▶ _Required action_: Give all of the data below again exactly, and drop the images.
----
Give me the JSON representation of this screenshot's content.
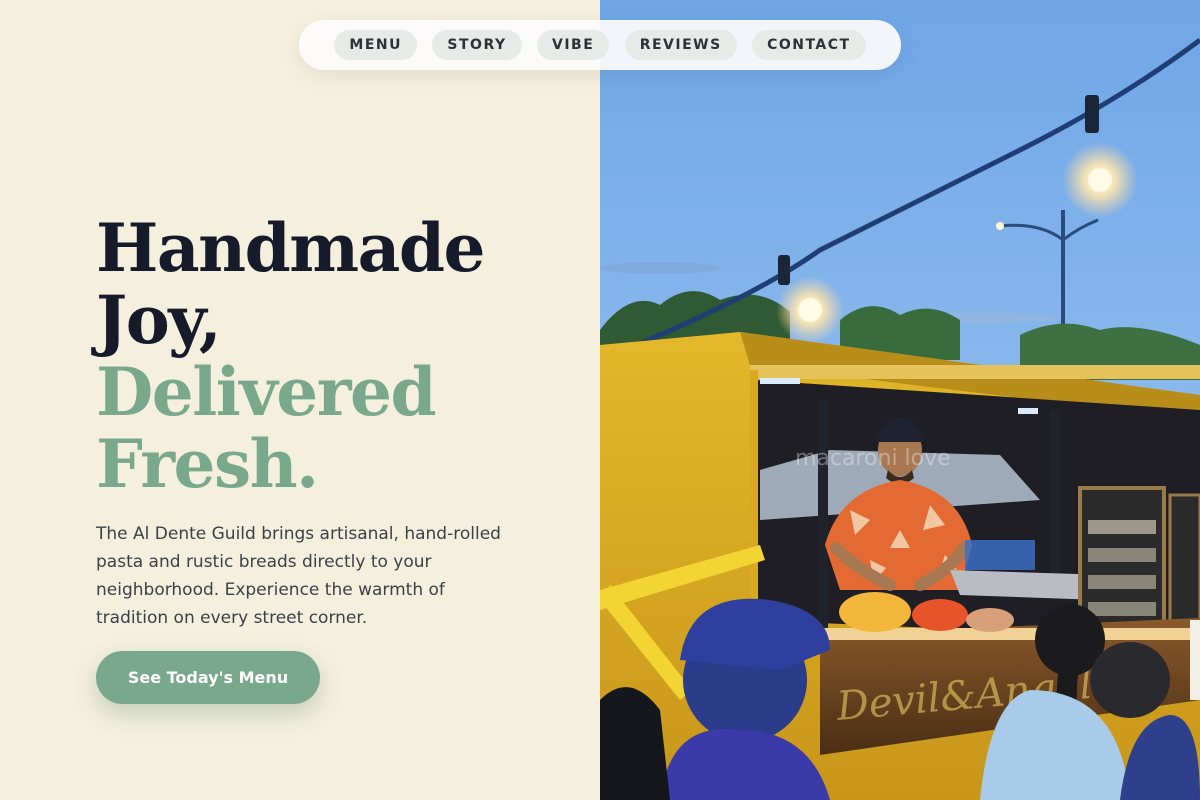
{
  "nav": {
    "items": [
      {
        "label": "MENU"
      },
      {
        "label": "STORY"
      },
      {
        "label": "VIBE"
      },
      {
        "label": "REVIEWS"
      },
      {
        "label": "CONTACT"
      }
    ]
  },
  "hero": {
    "headline_line1": "Handmade",
    "headline_line2": "Joy,",
    "headline_line3": "Delivered",
    "headline_line4": "Fresh.",
    "description": "The Al Dente Guild brings artisanal, hand-rolled pasta and rustic breads directly to your neighborhood. Experience the warmth of tradition on every street corner.",
    "cta_label": "See Today's Menu"
  },
  "photo": {
    "watermark": "macaroni love",
    "sign_text": "Devil&Angel"
  },
  "colors": {
    "background": "#f5f0de",
    "headline_dark": "#151b2b",
    "accent_green": "#7aa88c",
    "body_text": "#3b4149"
  }
}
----
▶ _Answer space_:
Give me the JSON representation of this screenshot's content.
{
  "nav": {
    "items": [
      {
        "label": "MENU"
      },
      {
        "label": "STORY"
      },
      {
        "label": "VIBE"
      },
      {
        "label": "REVIEWS"
      },
      {
        "label": "CONTACT"
      }
    ]
  },
  "hero": {
    "headline_line1": "Handmade",
    "headline_line2": "Joy,",
    "headline_line3": "Delivered",
    "headline_line4": "Fresh.",
    "description": "The Al Dente Guild brings artisanal, hand-rolled pasta and rustic breads directly to your neighborhood. Experience the warmth of tradition on every street corner.",
    "cta_label": "See Today's Menu"
  },
  "photo": {
    "watermark": "macaroni love",
    "sign_text": "Devil&Angel"
  },
  "colors": {
    "background": "#f5f0de",
    "headline_dark": "#151b2b",
    "accent_green": "#7aa88c",
    "body_text": "#3b4149"
  }
}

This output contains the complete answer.